→ **Your task**: Find every line of the data below that has "trabalho" in it. Reply with the number only.

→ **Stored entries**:

───

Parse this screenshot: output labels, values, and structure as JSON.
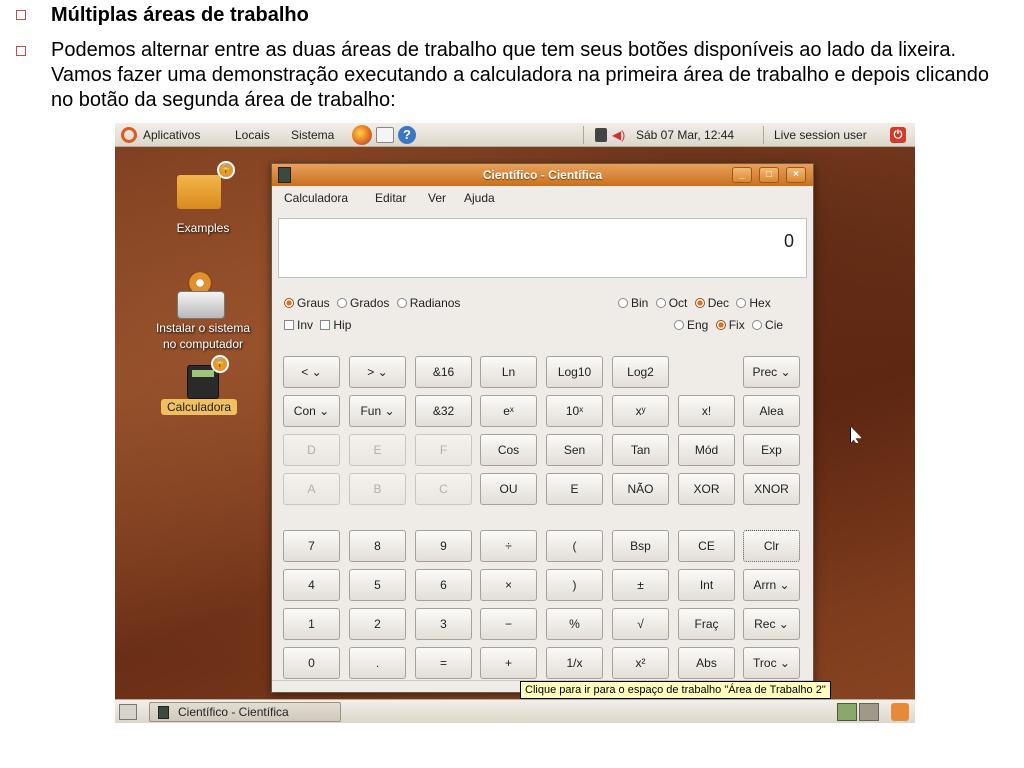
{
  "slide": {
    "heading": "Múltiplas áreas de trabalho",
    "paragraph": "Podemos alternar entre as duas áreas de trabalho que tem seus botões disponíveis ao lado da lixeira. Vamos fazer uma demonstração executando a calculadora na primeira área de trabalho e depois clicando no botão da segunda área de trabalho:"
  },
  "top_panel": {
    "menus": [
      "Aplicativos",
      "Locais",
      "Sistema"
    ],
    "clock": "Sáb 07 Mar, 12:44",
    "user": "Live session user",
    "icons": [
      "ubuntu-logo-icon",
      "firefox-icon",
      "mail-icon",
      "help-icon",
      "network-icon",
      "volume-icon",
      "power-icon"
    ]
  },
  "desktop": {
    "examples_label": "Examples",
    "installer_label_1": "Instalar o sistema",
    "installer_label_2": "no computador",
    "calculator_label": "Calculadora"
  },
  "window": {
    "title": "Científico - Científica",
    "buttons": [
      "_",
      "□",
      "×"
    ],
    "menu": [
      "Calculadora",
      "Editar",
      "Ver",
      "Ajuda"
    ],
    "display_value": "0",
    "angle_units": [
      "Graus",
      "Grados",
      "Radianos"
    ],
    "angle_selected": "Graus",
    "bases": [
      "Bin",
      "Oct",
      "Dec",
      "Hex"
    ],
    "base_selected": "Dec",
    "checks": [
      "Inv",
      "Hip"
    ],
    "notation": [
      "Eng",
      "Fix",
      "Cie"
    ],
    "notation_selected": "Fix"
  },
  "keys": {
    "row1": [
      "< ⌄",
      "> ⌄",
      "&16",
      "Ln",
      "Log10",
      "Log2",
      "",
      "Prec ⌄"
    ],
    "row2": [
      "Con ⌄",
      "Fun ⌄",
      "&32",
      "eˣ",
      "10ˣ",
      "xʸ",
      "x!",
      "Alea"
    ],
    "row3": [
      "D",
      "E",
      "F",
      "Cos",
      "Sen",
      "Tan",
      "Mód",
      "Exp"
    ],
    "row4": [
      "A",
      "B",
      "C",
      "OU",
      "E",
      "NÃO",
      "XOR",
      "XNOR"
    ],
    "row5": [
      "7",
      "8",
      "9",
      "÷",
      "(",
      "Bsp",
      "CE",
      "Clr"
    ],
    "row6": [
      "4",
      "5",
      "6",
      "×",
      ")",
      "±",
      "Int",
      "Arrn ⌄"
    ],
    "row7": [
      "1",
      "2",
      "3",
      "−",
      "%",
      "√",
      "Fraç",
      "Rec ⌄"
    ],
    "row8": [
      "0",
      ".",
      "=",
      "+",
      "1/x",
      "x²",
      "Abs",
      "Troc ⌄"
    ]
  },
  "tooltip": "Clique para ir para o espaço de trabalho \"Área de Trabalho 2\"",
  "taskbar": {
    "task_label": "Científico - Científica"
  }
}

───

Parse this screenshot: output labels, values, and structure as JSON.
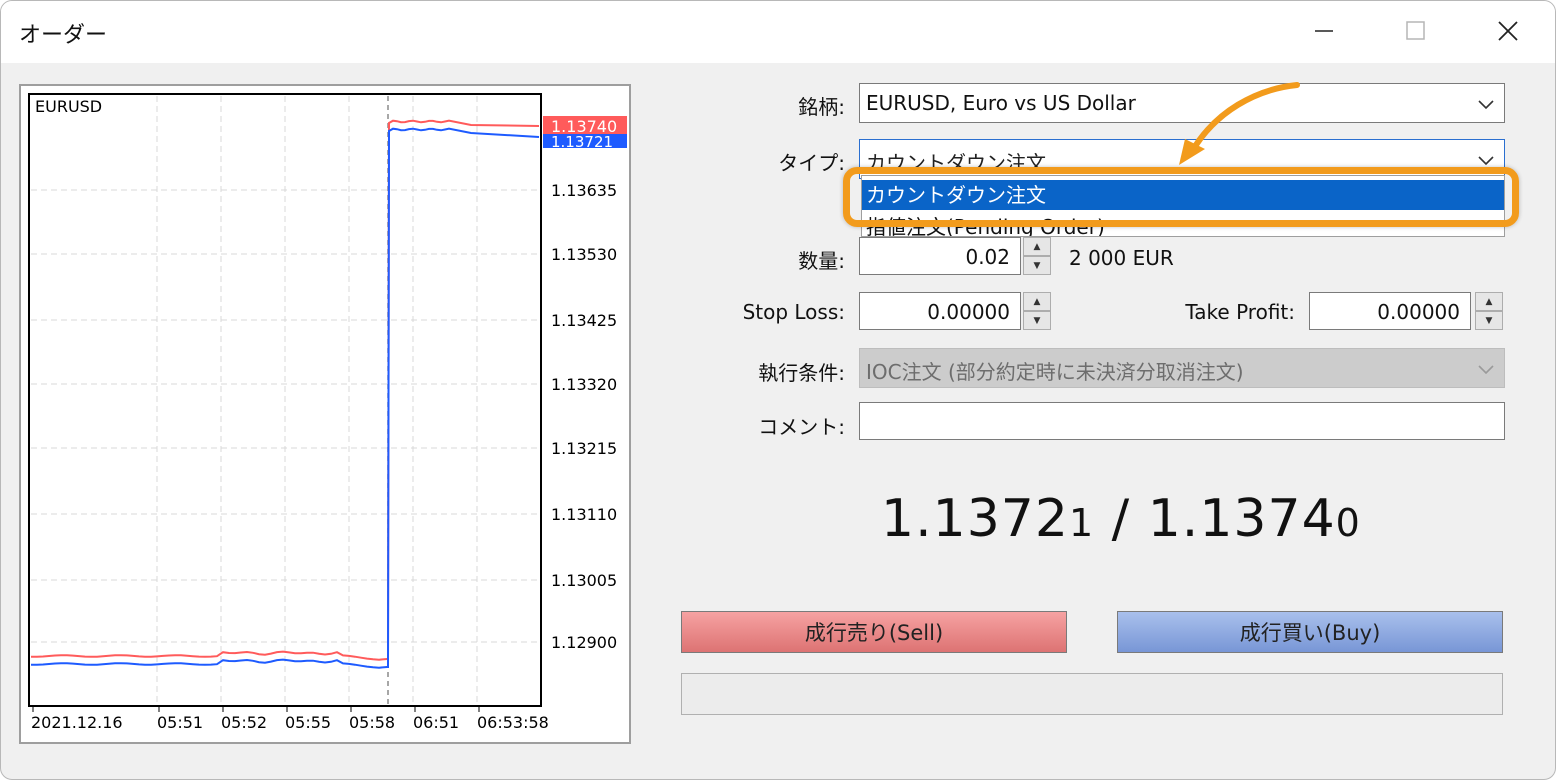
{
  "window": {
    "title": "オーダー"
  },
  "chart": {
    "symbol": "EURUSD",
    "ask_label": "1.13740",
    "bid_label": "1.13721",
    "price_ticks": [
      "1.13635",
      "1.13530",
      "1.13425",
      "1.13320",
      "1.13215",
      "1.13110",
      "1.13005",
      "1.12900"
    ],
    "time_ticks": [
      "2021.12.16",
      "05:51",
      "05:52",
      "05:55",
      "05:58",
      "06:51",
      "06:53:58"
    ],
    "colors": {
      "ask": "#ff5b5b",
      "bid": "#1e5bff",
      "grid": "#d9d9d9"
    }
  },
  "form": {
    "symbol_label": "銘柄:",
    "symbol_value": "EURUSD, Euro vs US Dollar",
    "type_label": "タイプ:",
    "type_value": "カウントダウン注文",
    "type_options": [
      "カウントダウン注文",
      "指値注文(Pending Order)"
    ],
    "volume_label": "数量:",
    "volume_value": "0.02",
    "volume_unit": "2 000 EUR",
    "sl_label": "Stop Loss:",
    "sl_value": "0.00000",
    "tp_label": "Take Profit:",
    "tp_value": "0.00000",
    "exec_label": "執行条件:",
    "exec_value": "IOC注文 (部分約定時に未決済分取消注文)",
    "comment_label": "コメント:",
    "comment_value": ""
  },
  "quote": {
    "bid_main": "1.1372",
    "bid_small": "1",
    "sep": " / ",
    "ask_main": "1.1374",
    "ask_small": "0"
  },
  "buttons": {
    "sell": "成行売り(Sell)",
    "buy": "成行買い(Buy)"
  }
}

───

→ **Answer box**: 3